Kramer used wood grain to his advantage. He would often use the heart of a tree as drawer fronts positioning the center of the tree in the middle of the drawer front. On the original book stand, Kramer used the heart of a tree as the center feature of his door. I did the same on the door and if you look carefully the side as well.
This book stand was built when my wife and I were newlyweds and living in an apartment about a 15 minute drive from my parent’s home. At my parents home, my father and I had started acquiring power tools and setting up a workshop. So, I had to drive to their home to do woodworking. This book stand was built using dado joinery, but the dadoes were reinforced with dowels which are visible in each side. Three dowels per crossmember and each one had a decorative wedge to boot.
The drawers were joined with machine cut dovetails accomplished with a Craftsman fixed base router and a Craftsman dovetail template. At the time, all our power tools were Craftsman including our 10″ contractor style table saw.
The color compared to the original is about perfect and obviously 1985 was a time when hardware store pine was a better quality than what you get at the home center today. I recall using a Minwax stain which should have caused blotching, but none is present. There are knots which was in keeping with the primitive look as was the sanded edges which provided a worn look.
IT IS IRONIC that after more than 33 years, this piece of furniture has come full circle. Made for my mom where it resided in her foyer, today I set it up in the foyer of my home. On it, my wife placed her father’s well-worn bible.

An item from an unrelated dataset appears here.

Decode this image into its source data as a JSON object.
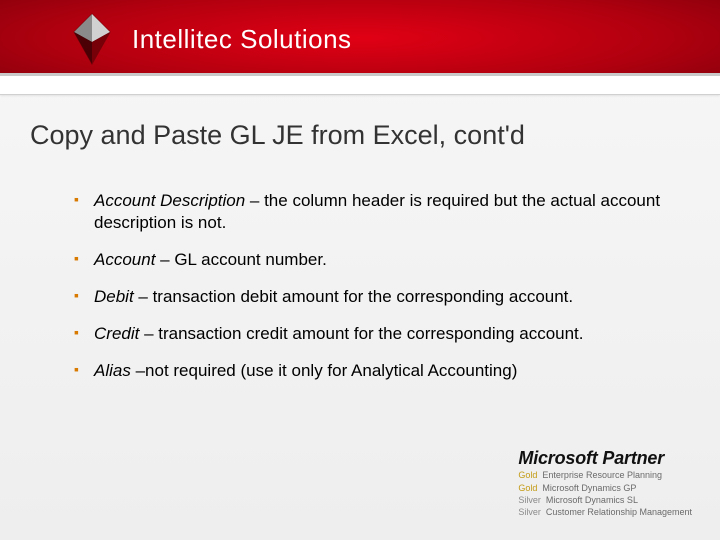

My mother and father raised five kids. While going through her possessions, we found so many meaningful items. I frequently heard a bother or sister call me to see what had been found – birth certificates, grade school report cards she had saved. An old photo album we thought had been lost; so many things which brought back warm memories. But all the while I still felt my mom’s absence. It is something to deal with and the hurt isn’t so bad as it used to be. They say time heals all wounds. To be sure, wounds heal, but I think this one is going to take a long, long time.
PS: In 2010, I wrote a blog post about Peter Kramer. See more of his inspiring furniture by clicking here.